Admirers of Evelyn Waugh will have doubts about Hollywood's intention of producing a major film adaptation of his novel Brideshead Revisited.
Granada's earlier film version was pretty faithful to the novel and a hit. The author of the new script warns us that he has a "darker, more heterosexual" approach to the story. Instead of Charles Ryder's relationship with Sebastian Flyte, he proposes to concentrate on the doomed love affair between Charles and Julia Flyte.
As someone who does not believe in religious themes as Waugh did, Andrew Davies explores how Roman Catholicism destroys their relationship and families. "If God can be said to exist in my version, he would be the villain."
When Hollywood takes a hand in a predominantly English story, we have learnt to be on our guard. We should be even more on our guard when a celebrated scriptwriter promises to give to a familiar story an interpretation fundamentally different from that of the original author.
In writing Brideshead, Waugh made his intention plain. His theme, he explained in a preface to later editions of the novel, was the operation of divine grace on a group of diverse but closely connected characters.
From the time of his conversion to Catholicism, and always aware of how his religion helped to counter his imperfections, Waugh was close to his Church and understood its nature. Julia's parting words with Charles are explicit: "But the worse I am, the more I need God. I can't shut myself out from his mercy. That is what it would mean, starting a life with you, without him."

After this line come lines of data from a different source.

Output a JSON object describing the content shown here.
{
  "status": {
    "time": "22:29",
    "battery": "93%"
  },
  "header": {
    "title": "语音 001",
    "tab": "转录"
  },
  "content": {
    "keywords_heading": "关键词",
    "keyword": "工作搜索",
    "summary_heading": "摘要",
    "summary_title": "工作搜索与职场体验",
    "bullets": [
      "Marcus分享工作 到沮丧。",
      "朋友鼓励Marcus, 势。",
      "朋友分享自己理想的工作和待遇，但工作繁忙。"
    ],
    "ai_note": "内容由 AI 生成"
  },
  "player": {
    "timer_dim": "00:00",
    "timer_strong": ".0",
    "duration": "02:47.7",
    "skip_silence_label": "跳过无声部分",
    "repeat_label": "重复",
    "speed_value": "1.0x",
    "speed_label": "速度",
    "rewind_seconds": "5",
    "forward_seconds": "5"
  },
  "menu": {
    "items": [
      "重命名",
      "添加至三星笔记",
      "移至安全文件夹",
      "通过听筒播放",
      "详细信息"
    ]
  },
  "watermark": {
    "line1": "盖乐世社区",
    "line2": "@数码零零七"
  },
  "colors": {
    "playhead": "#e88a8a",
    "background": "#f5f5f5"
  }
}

To interpret that as "destructive" is to stand Waugh's theme on its head. Brideshead Revisited without a virtuous God would be like Hamlet without the Prince.